Being a good Gen Xer, my career has followed a winding path since then, in my case from working the counter at a kosher bakery in Oakland to founding a web startup in Seattle to making a foray as a singer-songwriter (winning the SIBL International Songwriting Competition and a glowing review in Billboard magazine) in San Francisco. But during this time of my young adulthood, I also began a spiritual journey that refocused my life – a journey that connected me to my Jewish heritage and led to my current career. I studied Hebrew and became an avid student of both ancient and contemporary traditions of biblical interpretation. I discovered a world of meaning and a spiritual depth that was thrilling. I began to feel the movement of God in my life. The call to spiritual leadership that I had felt as a child stayed with me and eventually landed me at The Divinity School at the University of Chicago.
Today, I serve as senior minister of First Unitarian Congregational Society in Brooklyn, a quickly-growing urban Unitarian Universalist congregation. Serving a congregation comprised mostly of people who have left their family’s faith or who, like me, were raised without religion, I’ve been able to see in vivid color both the gifts and limitations of contemporary liberal religious life. I have a foot in two worlds: a foot in the world of secular humanism (with its critique of religion) and a foot in the world of religion (with its critique of spiritually impoverished modernity). This dual vision has formed the basis of my ministry and of my writing. In my book on the Ten Commandments, No Other Gods, I use this dual vision to make the case for keeping commandments in our postmodern, post-religious era.

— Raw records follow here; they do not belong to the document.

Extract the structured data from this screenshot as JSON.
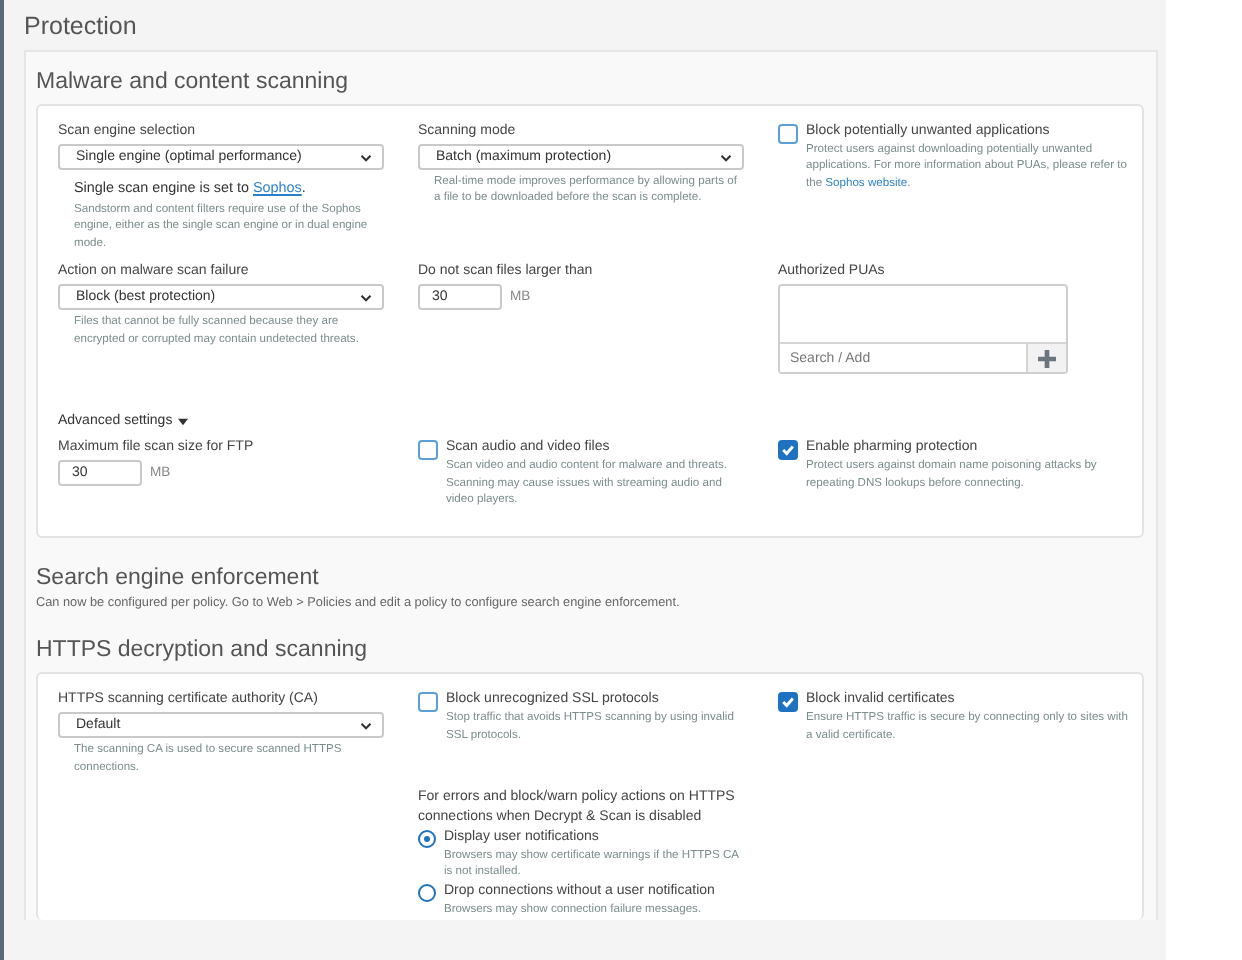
{
  "page_title": "Protection",
  "malware": {
    "title": "Malware and content scanning",
    "rows": [
      {
        "cells": [
          {
            "kind": "select",
            "label": "Scan engine selection",
            "value": "Single engine (optimal performance)",
            "note": "Single scan engine is set to ",
            "note_link": "Sophos",
            "note_end": ".",
            "help": "Sandstorm and content filters require use of the Sophos engine, either as the single scan engine or in dual engine mode."
          },
          {
            "kind": "select",
            "label": "Scanning mode",
            "value": "Batch (maximum protection)",
            "help": "Real-time mode improves performance by allowing parts of a file to be downloaded before the scan is complete."
          },
          {
            "kind": "checkbox",
            "label": "Block potentially unwanted applications",
            "checked": false,
            "help": "Protect users against downloading potentially unwanted applications. For more information about PUAs, please refer to the ",
            "help_link": "Sophos website",
            "help_end": "."
          }
        ]
      },
      {
        "cells": [
          {
            "kind": "select",
            "label": "Action on malware scan failure",
            "value": "Block (best protection)",
            "help": "Files that cannot be fully scanned because they are encrypted or corrupted may contain undetected threats."
          },
          {
            "kind": "number",
            "label": "Do not scan files larger than",
            "value": "30",
            "unit": "MB"
          },
          {
            "kind": "list",
            "label": "Authorized PUAs",
            "placeholder": "Search / Add"
          }
        ]
      }
    ],
    "advanced": {
      "label": "Advanced settings",
      "expanded": true
    },
    "advanced_rows": [
      {
        "cells": [
          {
            "kind": "number",
            "label": "Maximum file scan size for FTP",
            "value": "30",
            "unit": "MB"
          },
          {
            "kind": "checkbox",
            "label": "Scan audio and video files",
            "checked": false,
            "help": "Scan video and audio content for malware and threats. Scanning may cause issues with streaming audio and video players."
          },
          {
            "kind": "checkbox",
            "label": "Enable pharming protection",
            "checked": true,
            "help": "Protect users against domain name poisoning attacks by repeating DNS lookups before connecting."
          }
        ]
      }
    ]
  },
  "search_engine": {
    "title": "Search engine enforcement",
    "text": "Can now be configured per policy. Go to Web > Policies and edit a policy to configure search engine enforcement."
  },
  "https": {
    "title": "HTTPS decryption and scanning",
    "rows": [
      {
        "cells": [
          {
            "kind": "select",
            "label": "HTTPS scanning certificate authority (CA)",
            "value": "Default",
            "help": "The scanning CA is used to secure scanned HTTPS connections."
          },
          {
            "kind": "checkbox",
            "label": "Block unrecognized SSL protocols",
            "checked": false,
            "help": "Stop traffic that avoids HTTPS scanning by using invalid SSL protocols."
          },
          {
            "kind": "checkbox",
            "label": "Block invalid certificates",
            "checked": true,
            "help": "Ensure HTTPS traffic is secure by connecting only to sites with a valid certificate."
          }
        ]
      },
      {
        "cells": [
          {
            "kind": "empty"
          },
          {
            "kind": "radio_group",
            "label": "For errors and block/warn policy actions on HTTPS connections when Decrypt & Scan is disabled",
            "options": [
              {
                "label": "Display user notifications",
                "selected": true,
                "help": "Browsers may show certificate warnings if the HTTPS CA is not installed."
              },
              {
                "label": "Drop connections without a user notification",
                "selected": false,
                "help": "Browsers may show connection failure messages."
              }
            ]
          },
          {
            "kind": "empty"
          }
        ]
      }
    ]
  }
}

My sermons have won numerous awards, including the Borden Sermon Award, the Jerry Davidoff Sermon Award, and the Dana Greeley Sermon Award. My writing has been published in UU World, Criterion (a University of Chicago Publication), Quest for Meaning, and frequently in Tikkun magazine where I am a contributing editor. My letters and opinion pieces have been published in The New York Times and The Guardian, respectively.
I live in New York City with my husband and two children, both age eleven. In a life with many, many blessings, the love in my family is the greatest blessing of them all.